NABALU: The schools in Sabah are set to adopt the Inquiry-Based Science Education (IBSE) system, an advanced teaching technique made famous in France.
“Today is a historic day for the Ministry of Science, Technology and Innovation (MOSTI) and Ministry of Education (MOE) as we have both witnessed the IBSE teaching style, which has already been made a pilot project in the Tuaran District Education (PPD).
“This involves a total of 25 schools and 40 trained teachers. The education minister and myself had visited SMK Mengkabung early this morning.
“Some of these teachers have been sent to France for further training. In actual fact, this pilot project has already been done in a few areas in Kuala Lumpur and Selangor,” said Science, Technology and Innovation Minister Datuk Seri Panglima Madius Tangau.
Both Madius and Education Minister Datuk Seri Mahdzir Khalid had conducted a working visit to SK Mengkabong Tuaran yesterday to evaluate the effectiveness of the IBSE system.
“MOSTI and MOE have been working in collaboration with regards to Science, Technology, Engineering and Mathematics (STEM).
“IBSE actually started at an agency in France called Laman Alapat. It is connected with the France Academy of Science and UNESCO.

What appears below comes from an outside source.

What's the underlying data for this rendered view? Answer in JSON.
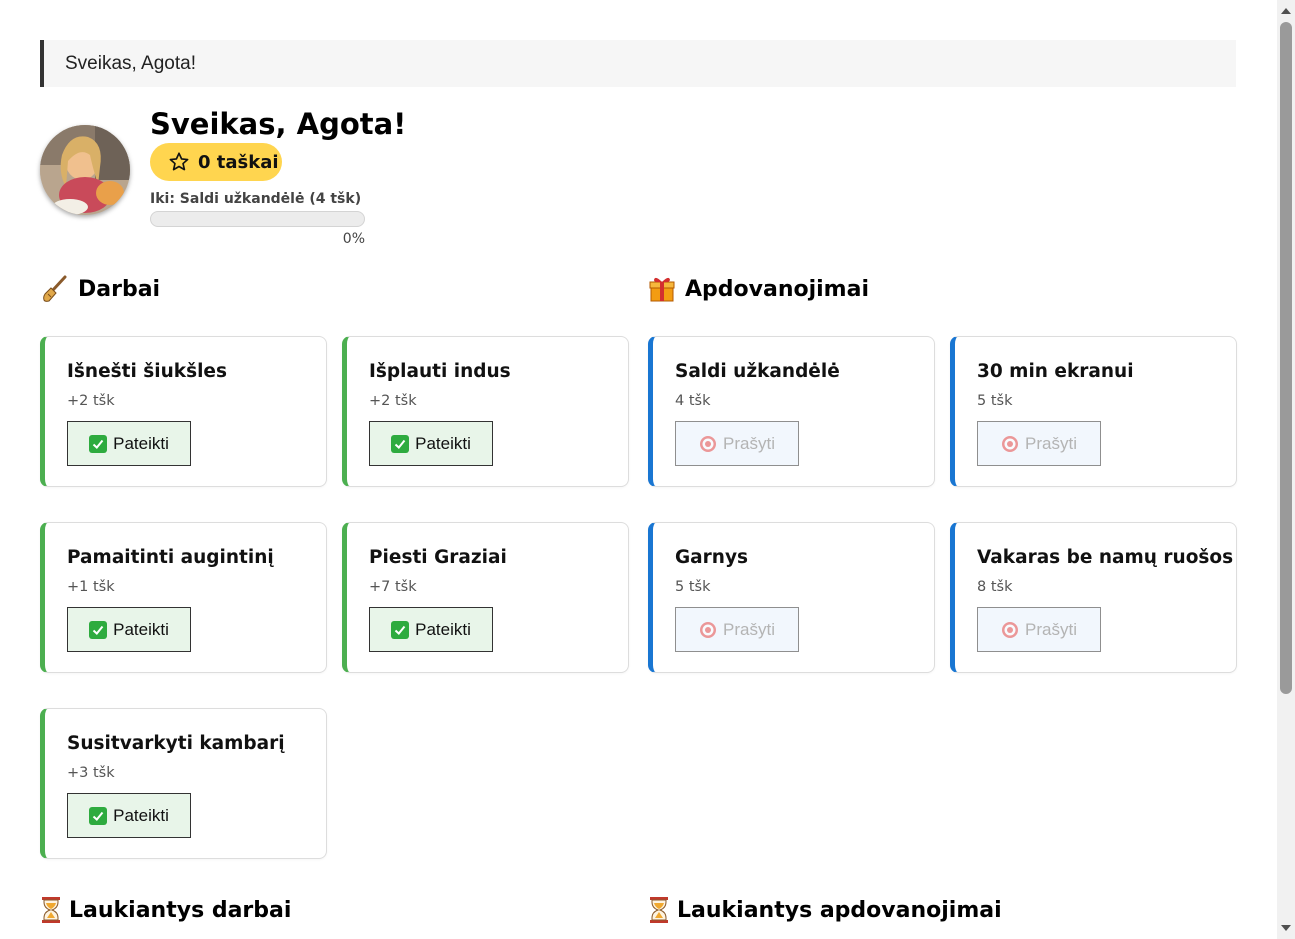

“IBSE makes it easier and more enjoyable for students to learn science. This was then brought up by MOSTI. IBSE is in line with the 21st Century Classrom initiative.
“This is something that is intriguing but it is also something that can be further developed,” Mahdzir said.
To put in context, IBSE is a system where the students are encouraged to conduct their own experiments, without relying too much on their textbooks. The teacher’s role in the class is only to guide them.
Current results have proven that the IBSE has been an effective catalyst in boosting the students’ academic performance.
During the visit, Mahdzir and Madius sat down and listened to the concerns of the teachers in SK Mengkabong.
Its principal, Nuridah Kadom had disclosed that her school is currently in need of a new building ground as the school’s current ground is not safe due to its landform.
“We need a new building, with a complete field. More importantly, we need a school that is safe for the students.
“We have an eight-acre land, which can be used to build a new building for our students,” said Nuridah.